§ WHAT IS NEEDED
Each line below containing the word "plugin" needs to be shown.

Website and app data records
____________

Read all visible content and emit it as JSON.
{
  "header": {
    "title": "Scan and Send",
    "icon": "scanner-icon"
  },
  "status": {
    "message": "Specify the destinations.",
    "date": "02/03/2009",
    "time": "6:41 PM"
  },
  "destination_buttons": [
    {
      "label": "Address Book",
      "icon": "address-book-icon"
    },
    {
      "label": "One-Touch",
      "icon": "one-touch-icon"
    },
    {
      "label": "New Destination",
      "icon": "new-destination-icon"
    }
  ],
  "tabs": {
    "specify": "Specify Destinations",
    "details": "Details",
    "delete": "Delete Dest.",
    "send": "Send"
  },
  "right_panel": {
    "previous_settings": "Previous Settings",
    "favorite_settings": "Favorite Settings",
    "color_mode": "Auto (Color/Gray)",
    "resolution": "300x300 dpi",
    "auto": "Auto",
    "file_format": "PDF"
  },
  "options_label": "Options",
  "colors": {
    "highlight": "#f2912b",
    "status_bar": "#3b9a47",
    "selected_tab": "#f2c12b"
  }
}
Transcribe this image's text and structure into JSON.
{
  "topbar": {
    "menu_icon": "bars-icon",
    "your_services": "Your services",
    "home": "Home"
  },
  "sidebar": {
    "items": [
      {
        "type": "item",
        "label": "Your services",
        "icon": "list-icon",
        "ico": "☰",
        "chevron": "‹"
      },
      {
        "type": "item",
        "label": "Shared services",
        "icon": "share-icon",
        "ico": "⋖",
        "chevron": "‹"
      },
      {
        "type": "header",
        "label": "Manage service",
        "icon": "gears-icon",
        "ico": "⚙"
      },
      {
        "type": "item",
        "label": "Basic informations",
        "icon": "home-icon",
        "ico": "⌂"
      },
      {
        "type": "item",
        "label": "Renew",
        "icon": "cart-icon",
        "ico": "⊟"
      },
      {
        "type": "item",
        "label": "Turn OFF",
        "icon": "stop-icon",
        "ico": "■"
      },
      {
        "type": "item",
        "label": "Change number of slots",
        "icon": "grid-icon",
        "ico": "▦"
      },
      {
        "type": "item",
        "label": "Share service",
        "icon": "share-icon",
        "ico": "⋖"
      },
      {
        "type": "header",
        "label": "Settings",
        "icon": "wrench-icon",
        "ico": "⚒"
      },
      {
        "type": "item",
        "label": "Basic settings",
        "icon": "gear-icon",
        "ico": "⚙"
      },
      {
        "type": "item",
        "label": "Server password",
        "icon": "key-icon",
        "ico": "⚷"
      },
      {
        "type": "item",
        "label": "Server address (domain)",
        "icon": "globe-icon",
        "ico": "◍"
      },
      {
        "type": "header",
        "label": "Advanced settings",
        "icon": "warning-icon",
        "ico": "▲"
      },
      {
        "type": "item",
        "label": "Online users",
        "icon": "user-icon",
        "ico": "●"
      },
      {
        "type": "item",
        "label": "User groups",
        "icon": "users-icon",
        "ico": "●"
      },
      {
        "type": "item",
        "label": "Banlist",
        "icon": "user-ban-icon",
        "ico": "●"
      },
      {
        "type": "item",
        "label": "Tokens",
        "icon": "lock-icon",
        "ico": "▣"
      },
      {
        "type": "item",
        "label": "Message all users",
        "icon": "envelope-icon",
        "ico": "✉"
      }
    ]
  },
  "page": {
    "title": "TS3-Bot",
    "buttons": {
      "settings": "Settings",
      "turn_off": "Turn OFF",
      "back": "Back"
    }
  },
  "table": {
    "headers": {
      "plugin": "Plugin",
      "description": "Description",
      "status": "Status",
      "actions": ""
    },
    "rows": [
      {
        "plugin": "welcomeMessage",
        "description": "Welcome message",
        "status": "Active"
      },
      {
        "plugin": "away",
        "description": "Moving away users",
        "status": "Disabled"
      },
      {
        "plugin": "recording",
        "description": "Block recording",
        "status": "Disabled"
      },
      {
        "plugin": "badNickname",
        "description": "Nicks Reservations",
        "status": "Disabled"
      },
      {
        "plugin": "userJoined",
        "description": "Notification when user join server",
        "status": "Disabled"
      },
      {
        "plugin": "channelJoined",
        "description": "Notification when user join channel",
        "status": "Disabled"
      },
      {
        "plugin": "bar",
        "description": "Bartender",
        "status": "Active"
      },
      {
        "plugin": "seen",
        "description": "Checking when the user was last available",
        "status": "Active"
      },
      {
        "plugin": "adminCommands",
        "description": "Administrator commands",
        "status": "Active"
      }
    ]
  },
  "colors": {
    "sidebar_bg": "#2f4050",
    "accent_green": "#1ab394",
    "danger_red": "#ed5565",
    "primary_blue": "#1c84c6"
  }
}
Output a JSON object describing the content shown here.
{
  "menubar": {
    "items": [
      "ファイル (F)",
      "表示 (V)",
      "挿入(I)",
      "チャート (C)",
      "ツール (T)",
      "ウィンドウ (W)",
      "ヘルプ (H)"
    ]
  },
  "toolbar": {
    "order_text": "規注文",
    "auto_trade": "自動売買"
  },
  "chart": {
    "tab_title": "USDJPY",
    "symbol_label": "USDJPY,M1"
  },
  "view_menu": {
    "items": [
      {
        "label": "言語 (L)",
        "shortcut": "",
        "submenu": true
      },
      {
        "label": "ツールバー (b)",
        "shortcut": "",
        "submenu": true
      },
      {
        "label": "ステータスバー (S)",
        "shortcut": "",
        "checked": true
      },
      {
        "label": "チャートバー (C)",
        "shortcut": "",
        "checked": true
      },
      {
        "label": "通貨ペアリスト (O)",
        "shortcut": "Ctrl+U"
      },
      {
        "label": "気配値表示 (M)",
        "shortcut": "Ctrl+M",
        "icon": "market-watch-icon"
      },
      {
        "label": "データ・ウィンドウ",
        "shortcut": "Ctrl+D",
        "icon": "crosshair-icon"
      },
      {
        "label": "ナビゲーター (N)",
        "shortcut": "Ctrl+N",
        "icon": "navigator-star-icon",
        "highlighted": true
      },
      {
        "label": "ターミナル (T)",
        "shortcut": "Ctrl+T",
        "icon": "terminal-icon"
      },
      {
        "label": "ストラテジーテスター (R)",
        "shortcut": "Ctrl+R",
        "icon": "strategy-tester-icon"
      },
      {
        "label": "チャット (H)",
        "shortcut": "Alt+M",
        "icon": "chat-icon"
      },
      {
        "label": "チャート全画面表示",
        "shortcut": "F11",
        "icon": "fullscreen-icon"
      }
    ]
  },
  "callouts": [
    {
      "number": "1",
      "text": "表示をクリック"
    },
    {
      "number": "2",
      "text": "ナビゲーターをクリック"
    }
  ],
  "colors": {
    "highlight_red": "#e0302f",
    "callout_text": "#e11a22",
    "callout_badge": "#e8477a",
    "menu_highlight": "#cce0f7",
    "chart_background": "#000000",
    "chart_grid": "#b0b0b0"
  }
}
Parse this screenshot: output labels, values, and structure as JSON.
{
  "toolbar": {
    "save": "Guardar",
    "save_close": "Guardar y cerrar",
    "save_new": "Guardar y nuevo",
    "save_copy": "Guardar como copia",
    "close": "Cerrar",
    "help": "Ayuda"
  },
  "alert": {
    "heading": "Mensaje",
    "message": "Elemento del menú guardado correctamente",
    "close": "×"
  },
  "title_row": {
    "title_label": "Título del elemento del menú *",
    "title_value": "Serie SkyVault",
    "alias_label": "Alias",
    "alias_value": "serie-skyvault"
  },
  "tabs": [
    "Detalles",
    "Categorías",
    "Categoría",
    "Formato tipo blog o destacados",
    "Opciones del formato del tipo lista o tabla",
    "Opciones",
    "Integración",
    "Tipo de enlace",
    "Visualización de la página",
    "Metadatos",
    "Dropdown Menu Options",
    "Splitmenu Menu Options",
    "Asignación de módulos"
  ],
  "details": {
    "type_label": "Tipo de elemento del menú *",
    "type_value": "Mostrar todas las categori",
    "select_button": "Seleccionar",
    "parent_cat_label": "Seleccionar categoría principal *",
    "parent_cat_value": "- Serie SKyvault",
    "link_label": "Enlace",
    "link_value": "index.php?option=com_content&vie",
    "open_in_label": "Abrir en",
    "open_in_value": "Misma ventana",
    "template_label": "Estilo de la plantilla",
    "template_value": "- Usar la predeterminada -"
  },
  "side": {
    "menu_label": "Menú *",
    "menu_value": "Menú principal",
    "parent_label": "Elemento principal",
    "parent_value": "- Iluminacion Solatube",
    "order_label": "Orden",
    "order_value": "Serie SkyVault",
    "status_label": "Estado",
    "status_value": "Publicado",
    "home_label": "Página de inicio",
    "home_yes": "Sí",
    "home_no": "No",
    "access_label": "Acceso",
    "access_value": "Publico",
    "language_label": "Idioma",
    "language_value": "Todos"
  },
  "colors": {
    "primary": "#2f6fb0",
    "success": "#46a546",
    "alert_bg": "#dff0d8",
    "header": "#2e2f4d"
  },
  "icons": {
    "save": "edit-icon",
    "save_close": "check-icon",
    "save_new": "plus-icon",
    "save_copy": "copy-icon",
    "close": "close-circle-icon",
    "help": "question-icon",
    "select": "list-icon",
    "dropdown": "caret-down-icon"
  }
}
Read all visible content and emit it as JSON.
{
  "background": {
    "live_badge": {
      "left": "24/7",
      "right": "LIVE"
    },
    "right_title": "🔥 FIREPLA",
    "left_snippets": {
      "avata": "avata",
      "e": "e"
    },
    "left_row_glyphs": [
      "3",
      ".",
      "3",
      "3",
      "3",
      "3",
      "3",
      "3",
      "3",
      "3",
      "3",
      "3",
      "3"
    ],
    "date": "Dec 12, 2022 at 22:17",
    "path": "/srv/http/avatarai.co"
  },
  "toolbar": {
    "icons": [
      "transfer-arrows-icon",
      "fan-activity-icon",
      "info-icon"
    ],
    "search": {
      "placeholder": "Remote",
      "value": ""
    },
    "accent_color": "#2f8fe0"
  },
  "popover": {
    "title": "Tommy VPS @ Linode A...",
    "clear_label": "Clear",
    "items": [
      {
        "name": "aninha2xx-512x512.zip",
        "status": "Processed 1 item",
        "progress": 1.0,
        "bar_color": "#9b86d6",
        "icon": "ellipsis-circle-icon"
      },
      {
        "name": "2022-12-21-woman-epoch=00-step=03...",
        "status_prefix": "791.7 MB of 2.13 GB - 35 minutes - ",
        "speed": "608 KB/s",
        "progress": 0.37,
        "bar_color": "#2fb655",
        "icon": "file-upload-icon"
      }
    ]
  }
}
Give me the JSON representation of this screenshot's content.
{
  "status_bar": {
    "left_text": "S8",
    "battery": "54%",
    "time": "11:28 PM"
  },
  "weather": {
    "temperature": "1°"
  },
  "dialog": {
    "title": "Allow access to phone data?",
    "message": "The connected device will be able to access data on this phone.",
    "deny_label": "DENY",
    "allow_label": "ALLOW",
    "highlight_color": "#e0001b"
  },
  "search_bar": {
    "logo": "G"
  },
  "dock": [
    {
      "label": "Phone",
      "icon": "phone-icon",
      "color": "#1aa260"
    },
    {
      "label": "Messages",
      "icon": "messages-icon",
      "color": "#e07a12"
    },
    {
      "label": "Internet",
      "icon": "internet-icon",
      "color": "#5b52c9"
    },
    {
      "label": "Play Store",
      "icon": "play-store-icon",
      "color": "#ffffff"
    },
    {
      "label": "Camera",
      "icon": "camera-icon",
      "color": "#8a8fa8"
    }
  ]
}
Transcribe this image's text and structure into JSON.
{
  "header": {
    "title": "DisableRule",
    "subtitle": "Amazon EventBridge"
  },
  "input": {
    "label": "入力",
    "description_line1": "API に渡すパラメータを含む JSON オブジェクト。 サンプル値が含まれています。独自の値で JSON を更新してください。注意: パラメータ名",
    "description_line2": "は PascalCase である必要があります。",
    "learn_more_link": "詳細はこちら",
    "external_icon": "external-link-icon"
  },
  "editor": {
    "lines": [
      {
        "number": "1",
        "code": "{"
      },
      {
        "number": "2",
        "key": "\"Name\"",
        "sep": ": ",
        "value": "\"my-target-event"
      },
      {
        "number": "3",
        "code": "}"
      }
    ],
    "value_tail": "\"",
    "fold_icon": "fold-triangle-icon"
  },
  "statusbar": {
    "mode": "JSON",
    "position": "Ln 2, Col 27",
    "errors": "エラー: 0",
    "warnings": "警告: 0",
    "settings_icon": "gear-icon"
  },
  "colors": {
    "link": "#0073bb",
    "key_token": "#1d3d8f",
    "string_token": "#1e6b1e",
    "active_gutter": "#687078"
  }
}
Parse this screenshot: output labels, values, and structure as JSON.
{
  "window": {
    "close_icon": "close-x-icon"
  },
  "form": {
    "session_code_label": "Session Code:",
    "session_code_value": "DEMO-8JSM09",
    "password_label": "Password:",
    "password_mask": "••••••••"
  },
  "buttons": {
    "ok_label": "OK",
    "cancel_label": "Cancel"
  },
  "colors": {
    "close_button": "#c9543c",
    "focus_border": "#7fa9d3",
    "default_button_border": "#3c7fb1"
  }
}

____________

§ WORKED SOLUTION
      "plugin": "Plugin",
        "plugin": "welcomeMessage",
        "plugin": "away",
        "plugin": "recording",
        "plugin": "badNickname",
        "plugin": "userJoined",
        "plugin": "channelJoined",
        "plugin": "bar",
        "plugin": "seen",
        "plugin": "adminCommands",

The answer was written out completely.